The contagious new strain of Covid-19 sweeping across Europe has been detected in New York, California, Colorado, Florida and Georgia – and is probably already in Utah too, Summit County Health Director Rich Bullough said Tuesday.
That piece of the evolving Covid puzzle is one of several worrying data points health officials are grappling with as they manage fallout from a holiday season that saw too much gathering and not enough distancing.
Wednesday’s report of 66 new cases of Covid-19 in Summit County and four new hospitalizations in the past 24 hours broke the previous record high of 62 cases, which was reported Dec. 30.
Bullough said that while the spikes signal bad news in terms of public compliance, they do not come as a surprise.
“It’s exactly what was predicted,” he said. “What we’ve been seeing is the surge following the holidays. We’re seeing most of the cases coming from informal gatherings among adults.”
In terms of where precisely in the county cases are spreading or concentrated, Bullough said cases are pretty evenly distributed throughout the county and occurring across all business sectors, with no hot spots to point to, and “no areas low enough to avoid concern.”
“What makes it hard to manage and mitigate is the fact that we don’t really have single drivers. It would be a lot more simple if we had outbreaks coming from single industries.”
He said that general community spread makes tracing “difficult if not impossible.”
To the surprise of Bullough and many others, one place Covid-19 is not spreading at a troubling rate is within Summit County’s three school districts. He said schools have done a remarkable job, not just with safety protocols but even more importantly with contract tracing and controlling potential outbreaks.
“I’m super impressed. The schools are one of the safest places for kids to be,” he said.
Anticipating the post-holiday spike, health officials statewide have been in daily contact with hospitals to monitor bed availability, which Bullough said would be the key indicator of whether addition restrictions would be required.
Hospitals are nearly full but so far have been able to meet demand without moving to crisis care standards. Working in Utah’s favor is a record number of people receiving flu vaccine combined with drastically lower rates of visitors coming from the southern hemisphere, which begins its flu season earlier and historically has imported the virus to the U.S through tourism.
Higher restrictions will occur only if hospitals cannot maintain the capacity to care for patients.
“We’re hoping we don’t get there. We’re not there yet,” he said.
Avoiding a scenario involving increased restrictions will come from people changing their behavior. But, he said, the ship has sailed for restrictions on a county-by-county basis.
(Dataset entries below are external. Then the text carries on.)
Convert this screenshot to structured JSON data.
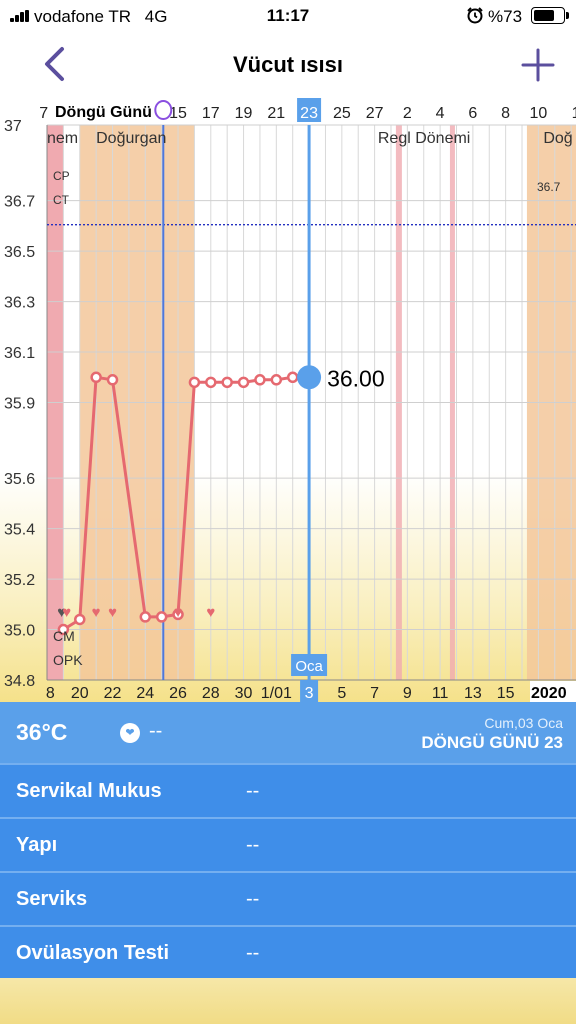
{
  "status_bar": {
    "carrier": "vodafone TR",
    "network": "4G",
    "time": "11:17",
    "battery": "%73",
    "battery_level": 0.73
  },
  "nav": {
    "title": "Vücut ısısı",
    "back_icon": "chevron-left-icon",
    "add_icon": "plus-icon",
    "accent": "#5b4f9e"
  },
  "chart": {
    "header_label": "Döngü Günü",
    "phase_labels": [
      "nem",
      "Doğurgan",
      "Regl Dönemi",
      "Doğ"
    ],
    "cp_label": "CP",
    "ct_label": "CT",
    "ct_value": "36.7",
    "cm_label": "CM",
    "opk_label": "OPK",
    "selected_value_label": "36.00",
    "selected_cycle_day": "23",
    "selected_date": "3",
    "month_badge": "Oca",
    "year_label": "2020",
    "colors": {
      "fertile": "#f3c79a",
      "period": "#f0aab0",
      "line": "#e56970",
      "selected": "#5aa0ea",
      "ovulation": "#4b78e0",
      "coverline": "#2430c0"
    }
  },
  "chart_data": {
    "type": "line",
    "ylim": [
      34.8,
      37
    ],
    "y_ticks": [
      "37",
      "36.7",
      "36.5",
      "36.3",
      "36.1",
      "35.9",
      "35.6",
      "35.4",
      "35.2",
      "35.0",
      "34.8"
    ],
    "cycle_day_ticks": [
      "7",
      "15",
      "17",
      "19",
      "21",
      "23",
      "25",
      "27",
      "2",
      "4",
      "6",
      "8",
      "10",
      "1"
    ],
    "date_ticks": [
      "8",
      "20",
      "22",
      "24",
      "26",
      "28",
      "30",
      "1/01",
      "3",
      "5",
      "7",
      "9",
      "11",
      "13",
      "15"
    ],
    "series": [
      {
        "x": [
          "19 Ara",
          "20 Ara",
          "21 Ara",
          "22 Ara",
          "24 Ara",
          "25 Ara",
          "26 Ara",
          "27 Ara",
          "28 Ara",
          "29 Ara",
          "30 Ara",
          "31 Ara",
          "1 Oca",
          "2 Oca",
          "3 Oca"
        ],
        "values": [
          35.0,
          35.04,
          36.0,
          35.99,
          35.05,
          35.05,
          35.06,
          35.98,
          35.98,
          35.98,
          35.98,
          35.99,
          35.99,
          36.0,
          36.0
        ]
      }
    ],
    "coverline": 36.7
  },
  "summary": {
    "temperature": "36°C",
    "intercourse_value": "--",
    "date": "Cum,03 Oca",
    "cycle_day": "DÖNGÜ GÜNÜ 23"
  },
  "details": [
    {
      "label": "Servikal Mukus",
      "value": "--"
    },
    {
      "label": "Yapı",
      "value": "--"
    },
    {
      "label": "Serviks",
      "value": "--"
    },
    {
      "label": "Ovülasyon Testi",
      "value": "--"
    }
  ]
}
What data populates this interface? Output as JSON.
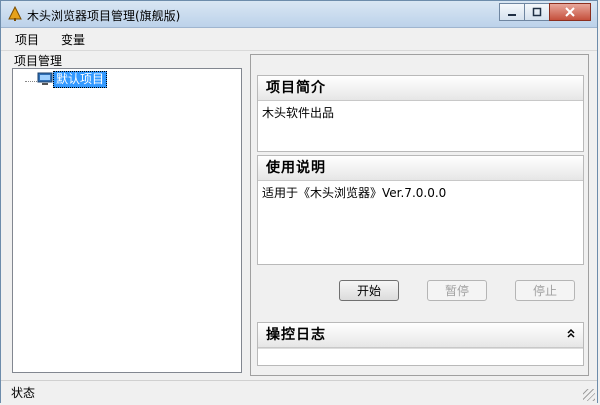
{
  "window": {
    "title": "木头浏览器项目管理(旗舰版)"
  },
  "menu": {
    "items": [
      "项目",
      "变量"
    ]
  },
  "left": {
    "label": "项目管理",
    "tree": {
      "items": [
        {
          "label": "默认项目",
          "selected": true
        }
      ]
    }
  },
  "panel": {
    "intro": {
      "title": "项目简介",
      "text": "木头软件出品"
    },
    "usage": {
      "title": "使用说明",
      "text": "适用于《木头浏览器》Ver.7.0.0.0"
    },
    "buttons": {
      "start": "开始",
      "pause": "暂停",
      "stop": "停止"
    },
    "log": {
      "title": "操控日志"
    }
  },
  "status": {
    "text": "状态"
  },
  "icons": {
    "app": "tree-app-icon",
    "minimize": "minimize-icon",
    "maximize": "maximize-icon",
    "close": "close-icon",
    "project": "monitor-icon",
    "collapse": "double-chevron-up-icon"
  },
  "colors": {
    "selection": "#3399ff",
    "titlebar": "#c7d9ed",
    "close": "#c5503c"
  }
}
With work, school and leisure travel between counties a regular way of life for so many citizens, any future restrictions would occur on a regional basis – one county locking down while its neighbor did not would be pointless.
“We’re not in that place anymore. It’s so much more widespread,” he said.